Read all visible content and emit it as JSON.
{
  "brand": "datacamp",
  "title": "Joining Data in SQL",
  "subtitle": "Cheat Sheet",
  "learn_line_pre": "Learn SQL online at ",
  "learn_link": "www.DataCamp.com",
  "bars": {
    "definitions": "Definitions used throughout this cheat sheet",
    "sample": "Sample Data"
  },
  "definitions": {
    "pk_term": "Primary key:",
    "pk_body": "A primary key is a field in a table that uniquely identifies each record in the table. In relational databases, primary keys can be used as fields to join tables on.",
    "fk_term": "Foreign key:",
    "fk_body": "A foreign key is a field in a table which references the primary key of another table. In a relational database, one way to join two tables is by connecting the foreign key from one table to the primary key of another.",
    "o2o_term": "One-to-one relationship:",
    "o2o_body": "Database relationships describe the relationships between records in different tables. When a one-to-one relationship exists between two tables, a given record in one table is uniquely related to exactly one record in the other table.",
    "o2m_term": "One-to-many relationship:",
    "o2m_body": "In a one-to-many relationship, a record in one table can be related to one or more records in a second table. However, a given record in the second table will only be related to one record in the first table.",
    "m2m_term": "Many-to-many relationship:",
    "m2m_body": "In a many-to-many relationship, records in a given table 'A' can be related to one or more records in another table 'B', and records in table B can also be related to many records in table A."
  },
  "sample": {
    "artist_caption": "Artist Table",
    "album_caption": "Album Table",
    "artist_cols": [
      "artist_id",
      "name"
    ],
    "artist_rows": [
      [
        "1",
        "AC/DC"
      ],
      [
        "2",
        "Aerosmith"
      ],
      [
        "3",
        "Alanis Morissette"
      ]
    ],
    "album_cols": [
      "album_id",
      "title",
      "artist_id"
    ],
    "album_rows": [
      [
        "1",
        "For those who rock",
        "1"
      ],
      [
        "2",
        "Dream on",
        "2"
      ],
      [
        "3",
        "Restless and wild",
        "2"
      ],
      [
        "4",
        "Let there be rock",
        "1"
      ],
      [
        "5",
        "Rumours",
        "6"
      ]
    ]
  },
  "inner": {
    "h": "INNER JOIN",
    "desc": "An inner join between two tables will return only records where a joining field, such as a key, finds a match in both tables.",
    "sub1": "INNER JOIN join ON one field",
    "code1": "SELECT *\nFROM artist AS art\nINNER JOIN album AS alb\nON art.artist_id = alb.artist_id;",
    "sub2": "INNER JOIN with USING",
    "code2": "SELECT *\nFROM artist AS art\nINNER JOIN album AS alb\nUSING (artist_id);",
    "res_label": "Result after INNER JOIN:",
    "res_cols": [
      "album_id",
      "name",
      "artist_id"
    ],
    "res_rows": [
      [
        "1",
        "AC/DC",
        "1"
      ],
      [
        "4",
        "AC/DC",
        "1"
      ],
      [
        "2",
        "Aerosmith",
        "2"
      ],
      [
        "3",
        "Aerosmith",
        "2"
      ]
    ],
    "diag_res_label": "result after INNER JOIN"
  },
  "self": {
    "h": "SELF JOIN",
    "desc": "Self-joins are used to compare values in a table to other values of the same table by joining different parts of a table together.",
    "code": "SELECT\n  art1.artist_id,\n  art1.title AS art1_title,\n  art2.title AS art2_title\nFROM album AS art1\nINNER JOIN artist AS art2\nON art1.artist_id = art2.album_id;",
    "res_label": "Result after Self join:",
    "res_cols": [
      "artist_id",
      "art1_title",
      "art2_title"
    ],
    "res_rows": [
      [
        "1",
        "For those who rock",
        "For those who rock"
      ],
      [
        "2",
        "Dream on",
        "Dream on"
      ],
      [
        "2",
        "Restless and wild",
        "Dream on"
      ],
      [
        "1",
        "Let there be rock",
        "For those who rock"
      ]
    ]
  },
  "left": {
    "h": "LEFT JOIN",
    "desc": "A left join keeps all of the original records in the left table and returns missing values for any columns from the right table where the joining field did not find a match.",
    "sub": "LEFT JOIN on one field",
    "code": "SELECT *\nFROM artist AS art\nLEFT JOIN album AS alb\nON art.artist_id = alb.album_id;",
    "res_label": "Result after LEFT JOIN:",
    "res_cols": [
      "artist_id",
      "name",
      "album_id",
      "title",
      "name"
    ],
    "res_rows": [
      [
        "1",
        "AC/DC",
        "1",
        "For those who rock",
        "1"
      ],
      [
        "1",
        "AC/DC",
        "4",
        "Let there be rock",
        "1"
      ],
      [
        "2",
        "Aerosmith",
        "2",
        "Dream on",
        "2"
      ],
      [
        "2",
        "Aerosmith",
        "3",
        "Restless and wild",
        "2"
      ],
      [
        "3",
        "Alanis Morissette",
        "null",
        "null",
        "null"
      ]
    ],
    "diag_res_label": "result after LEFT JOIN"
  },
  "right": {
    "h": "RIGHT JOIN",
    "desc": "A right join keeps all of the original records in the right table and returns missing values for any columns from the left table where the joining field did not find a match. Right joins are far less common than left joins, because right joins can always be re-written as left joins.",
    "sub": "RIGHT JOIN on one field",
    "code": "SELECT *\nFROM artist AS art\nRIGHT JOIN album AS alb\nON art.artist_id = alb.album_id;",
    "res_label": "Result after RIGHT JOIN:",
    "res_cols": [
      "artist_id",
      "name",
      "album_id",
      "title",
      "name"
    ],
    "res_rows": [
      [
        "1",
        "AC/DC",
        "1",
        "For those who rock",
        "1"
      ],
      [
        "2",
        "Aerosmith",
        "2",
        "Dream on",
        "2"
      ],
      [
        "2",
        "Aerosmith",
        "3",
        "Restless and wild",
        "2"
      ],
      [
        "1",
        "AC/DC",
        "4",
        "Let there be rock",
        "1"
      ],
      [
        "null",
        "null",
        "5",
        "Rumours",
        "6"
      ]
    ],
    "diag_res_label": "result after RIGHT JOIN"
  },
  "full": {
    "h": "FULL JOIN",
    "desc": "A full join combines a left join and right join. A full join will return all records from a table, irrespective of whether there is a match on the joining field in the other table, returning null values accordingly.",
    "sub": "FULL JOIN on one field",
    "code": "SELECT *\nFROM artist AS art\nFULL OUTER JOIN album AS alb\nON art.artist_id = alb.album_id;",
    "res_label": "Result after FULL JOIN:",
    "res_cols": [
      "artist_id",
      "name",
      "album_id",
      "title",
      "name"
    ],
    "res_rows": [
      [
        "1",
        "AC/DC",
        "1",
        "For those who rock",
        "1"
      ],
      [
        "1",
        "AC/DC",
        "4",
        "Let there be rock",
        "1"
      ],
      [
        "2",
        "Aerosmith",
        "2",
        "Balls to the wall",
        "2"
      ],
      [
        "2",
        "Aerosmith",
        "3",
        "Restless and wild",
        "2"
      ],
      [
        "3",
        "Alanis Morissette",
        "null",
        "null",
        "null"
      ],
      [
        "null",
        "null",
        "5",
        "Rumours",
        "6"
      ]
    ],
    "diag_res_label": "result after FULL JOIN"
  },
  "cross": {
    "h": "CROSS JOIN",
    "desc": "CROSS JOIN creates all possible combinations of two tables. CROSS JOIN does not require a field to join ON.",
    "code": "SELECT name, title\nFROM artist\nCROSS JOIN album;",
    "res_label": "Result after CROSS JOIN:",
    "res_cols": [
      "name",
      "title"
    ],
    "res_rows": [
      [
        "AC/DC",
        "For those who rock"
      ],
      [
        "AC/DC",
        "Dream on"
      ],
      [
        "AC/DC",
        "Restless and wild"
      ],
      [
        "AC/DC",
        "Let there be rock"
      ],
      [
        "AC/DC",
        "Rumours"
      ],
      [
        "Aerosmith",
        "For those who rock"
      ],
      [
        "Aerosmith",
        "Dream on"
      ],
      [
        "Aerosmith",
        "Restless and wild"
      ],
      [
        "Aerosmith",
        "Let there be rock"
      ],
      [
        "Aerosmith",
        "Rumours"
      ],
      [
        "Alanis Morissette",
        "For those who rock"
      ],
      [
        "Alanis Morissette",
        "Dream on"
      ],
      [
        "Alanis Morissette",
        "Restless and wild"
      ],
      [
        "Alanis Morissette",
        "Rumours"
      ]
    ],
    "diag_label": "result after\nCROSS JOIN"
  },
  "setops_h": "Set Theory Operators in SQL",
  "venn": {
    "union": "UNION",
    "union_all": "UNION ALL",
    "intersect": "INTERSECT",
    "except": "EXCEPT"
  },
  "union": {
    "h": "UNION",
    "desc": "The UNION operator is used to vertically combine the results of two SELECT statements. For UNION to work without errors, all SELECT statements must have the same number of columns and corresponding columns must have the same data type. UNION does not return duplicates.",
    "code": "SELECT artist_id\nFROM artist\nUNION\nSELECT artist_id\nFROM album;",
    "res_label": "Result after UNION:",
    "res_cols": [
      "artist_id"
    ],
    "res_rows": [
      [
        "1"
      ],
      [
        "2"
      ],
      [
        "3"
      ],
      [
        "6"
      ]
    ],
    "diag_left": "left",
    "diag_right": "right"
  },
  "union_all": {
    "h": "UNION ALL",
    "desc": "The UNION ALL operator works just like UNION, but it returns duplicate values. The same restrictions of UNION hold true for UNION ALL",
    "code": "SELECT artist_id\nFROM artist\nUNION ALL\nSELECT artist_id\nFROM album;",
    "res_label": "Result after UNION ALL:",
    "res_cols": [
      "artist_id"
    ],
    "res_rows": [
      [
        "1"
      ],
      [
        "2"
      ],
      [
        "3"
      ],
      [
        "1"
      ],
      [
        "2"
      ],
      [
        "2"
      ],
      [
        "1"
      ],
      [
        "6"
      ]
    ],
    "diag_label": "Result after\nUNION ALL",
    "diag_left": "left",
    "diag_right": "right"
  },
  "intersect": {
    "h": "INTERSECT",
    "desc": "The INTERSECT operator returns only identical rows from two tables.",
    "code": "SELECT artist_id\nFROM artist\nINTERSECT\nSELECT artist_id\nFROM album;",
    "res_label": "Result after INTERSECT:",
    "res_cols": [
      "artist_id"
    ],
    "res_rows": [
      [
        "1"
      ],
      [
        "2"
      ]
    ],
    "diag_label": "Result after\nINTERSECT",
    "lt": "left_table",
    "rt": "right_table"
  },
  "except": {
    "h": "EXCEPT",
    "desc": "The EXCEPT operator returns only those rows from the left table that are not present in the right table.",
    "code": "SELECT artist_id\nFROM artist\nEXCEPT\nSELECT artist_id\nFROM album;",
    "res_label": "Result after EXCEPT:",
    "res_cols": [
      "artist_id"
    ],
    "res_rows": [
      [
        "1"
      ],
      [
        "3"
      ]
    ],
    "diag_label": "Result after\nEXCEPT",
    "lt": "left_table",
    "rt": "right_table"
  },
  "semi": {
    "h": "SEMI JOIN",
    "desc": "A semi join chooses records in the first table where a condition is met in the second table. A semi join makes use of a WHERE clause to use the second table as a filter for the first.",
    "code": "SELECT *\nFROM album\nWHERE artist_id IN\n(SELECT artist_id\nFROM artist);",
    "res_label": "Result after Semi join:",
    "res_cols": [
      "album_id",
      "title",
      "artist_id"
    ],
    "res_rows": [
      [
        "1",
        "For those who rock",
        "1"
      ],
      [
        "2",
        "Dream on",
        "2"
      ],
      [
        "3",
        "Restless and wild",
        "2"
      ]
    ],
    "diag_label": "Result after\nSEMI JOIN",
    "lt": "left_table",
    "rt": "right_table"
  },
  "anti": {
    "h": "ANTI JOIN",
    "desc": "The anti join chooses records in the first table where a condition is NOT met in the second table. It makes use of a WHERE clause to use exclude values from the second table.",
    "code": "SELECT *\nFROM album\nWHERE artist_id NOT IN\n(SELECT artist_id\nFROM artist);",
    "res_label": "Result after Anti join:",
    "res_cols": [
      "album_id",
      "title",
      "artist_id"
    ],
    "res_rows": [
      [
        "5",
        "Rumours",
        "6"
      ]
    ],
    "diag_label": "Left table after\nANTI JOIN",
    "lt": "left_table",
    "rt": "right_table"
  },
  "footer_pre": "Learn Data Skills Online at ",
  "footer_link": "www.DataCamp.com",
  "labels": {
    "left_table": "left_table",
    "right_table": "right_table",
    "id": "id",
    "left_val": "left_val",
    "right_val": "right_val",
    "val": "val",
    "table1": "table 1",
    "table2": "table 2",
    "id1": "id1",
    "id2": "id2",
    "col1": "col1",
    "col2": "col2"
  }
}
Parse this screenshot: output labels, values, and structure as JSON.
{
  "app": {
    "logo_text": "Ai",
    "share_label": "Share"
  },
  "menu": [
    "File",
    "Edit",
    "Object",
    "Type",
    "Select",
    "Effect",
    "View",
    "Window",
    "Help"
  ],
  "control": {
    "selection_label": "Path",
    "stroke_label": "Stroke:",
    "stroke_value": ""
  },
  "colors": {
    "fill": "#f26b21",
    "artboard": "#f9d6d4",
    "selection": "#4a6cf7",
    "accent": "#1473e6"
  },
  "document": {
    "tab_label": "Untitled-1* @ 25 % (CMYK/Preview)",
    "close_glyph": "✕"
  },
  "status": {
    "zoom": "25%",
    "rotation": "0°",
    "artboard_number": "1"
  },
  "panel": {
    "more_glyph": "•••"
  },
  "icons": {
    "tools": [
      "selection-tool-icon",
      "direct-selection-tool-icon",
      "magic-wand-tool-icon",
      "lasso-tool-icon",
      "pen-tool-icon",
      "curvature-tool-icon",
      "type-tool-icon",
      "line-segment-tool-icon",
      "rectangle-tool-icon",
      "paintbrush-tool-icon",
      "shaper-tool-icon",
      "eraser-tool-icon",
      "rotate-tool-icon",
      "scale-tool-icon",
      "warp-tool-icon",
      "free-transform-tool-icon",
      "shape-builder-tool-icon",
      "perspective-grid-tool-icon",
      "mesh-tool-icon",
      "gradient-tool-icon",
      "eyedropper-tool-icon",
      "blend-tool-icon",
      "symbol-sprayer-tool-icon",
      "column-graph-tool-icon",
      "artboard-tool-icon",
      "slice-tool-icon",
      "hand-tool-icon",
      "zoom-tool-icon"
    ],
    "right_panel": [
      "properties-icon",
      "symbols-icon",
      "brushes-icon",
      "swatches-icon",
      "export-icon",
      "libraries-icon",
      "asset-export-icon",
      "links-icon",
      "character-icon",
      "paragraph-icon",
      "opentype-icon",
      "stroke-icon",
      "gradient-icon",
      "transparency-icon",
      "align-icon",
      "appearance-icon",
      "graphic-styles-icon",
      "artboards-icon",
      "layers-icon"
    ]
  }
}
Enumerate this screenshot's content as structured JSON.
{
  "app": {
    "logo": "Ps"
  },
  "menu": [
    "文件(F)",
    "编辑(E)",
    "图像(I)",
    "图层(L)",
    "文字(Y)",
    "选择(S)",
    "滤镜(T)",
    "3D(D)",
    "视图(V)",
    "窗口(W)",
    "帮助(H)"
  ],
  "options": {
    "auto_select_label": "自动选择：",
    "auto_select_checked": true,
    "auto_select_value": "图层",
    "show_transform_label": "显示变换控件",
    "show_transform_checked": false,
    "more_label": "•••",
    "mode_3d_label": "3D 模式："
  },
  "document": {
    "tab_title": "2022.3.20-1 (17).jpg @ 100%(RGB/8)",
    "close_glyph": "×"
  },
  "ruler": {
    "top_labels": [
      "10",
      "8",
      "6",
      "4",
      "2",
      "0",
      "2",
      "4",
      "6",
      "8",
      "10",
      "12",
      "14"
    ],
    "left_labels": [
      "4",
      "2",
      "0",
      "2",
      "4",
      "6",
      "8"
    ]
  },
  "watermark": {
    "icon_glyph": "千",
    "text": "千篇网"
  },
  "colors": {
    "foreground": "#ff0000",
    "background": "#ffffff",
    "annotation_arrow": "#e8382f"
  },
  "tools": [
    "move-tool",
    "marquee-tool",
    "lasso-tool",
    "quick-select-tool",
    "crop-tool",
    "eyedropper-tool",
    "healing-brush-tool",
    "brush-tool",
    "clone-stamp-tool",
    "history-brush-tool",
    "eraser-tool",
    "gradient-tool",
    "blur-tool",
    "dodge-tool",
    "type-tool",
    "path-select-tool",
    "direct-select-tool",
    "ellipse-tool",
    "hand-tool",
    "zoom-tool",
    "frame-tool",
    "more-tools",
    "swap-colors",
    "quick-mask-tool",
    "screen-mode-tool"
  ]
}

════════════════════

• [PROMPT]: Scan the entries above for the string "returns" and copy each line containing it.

• [ANSWER BOX]:
    "desc": "A left join keeps all of the original records in the left table and returns missing values for any columns from the right table where the joining field did not find a match.",
    "desc": "A right join keeps all of the original records in the right table and returns missing values for any columns from the left table where the joining field did not find a match. Right joins are far less common than left joins, because right joins can always be re-written as left joins.",
    "desc": "The UNION ALL operator works just like UNION, but it returns duplicate values. The same restrictions of UNION hold true for UNION ALL",
    "desc": "The INTERSECT operator returns only identical rows from two tables.",
    "desc": "The EXCEPT operator returns only those rows from the left table that are not present in the right table.",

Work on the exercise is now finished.